Toxic Workplaces Are Driving Video Game Developers to Unionize
Grim stories of unpaid overtime and sexism have workers organizing for change
For those of us who grew up swapping Pokémon with classmates and strategizing how to defeat bosses late into the night with friends, making video games is a dream job. But the reality of working in the industry is different. Careers in the video game industry can be very rewarding, but there’s also a dark side that’s finally getting the attention it deserves — and workers are organizing to change it.
In the past few years, journalists have reported shocking stories about the work environments at game studios around the world. Crunch is an industry term that refers to a 40-hour workweek spiraling into 60, 80, or even 100 hours without extra pay. This can happen not just in the final weeks before release, but throughout the development cycle. Kotaku’s Jason Schreier wrote that many producers, “see mandatory overtime not as a contingency plan but as a natural part of game development, to be regularly used as a way to cut costs and make the most ambitious games on the shortest schedules.” Crunch isn’t just an overtime problem; it eats into workers’ ability to enjoy their lives, spend time with their families, and can even lead to severe health issues when they’re overworked for extended periods of time.
Ahead of the release of Red Dead Redemption 2 in October 2018, a game which made $725 million in its first three days, Rockstar Games co-founder Dan Houser told Vulture the team had worked “100-hour weeks” to finish it — that would be seven 14-hour days. Soon after, Kotaku published an exposé on the endemic culture of crunch at Rockstar and how workers were struggling under the pressure — but Rockstar isn’t the only company working its employees to the bone. After Bioware’s much-anticipated cooperative shooter Anthem flopped earlier this year, Schreier revealed how bad planning and a series of last-minute changes led to such extreme crunch and exhaustion that one worker told him, “Depression and anxiety are an epidemic within Bioware.”
This is not the image that many players have of how their favorite games get made.

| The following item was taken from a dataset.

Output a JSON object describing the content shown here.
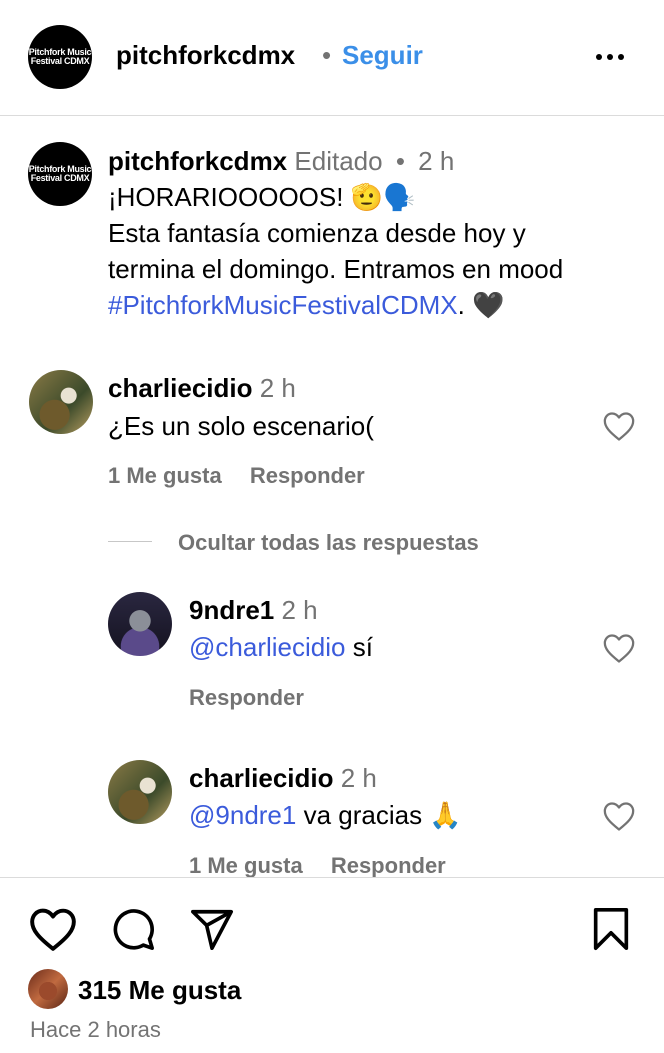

Yet it gets worse. In addition to crunch, game workers can face instability from unexpected studio…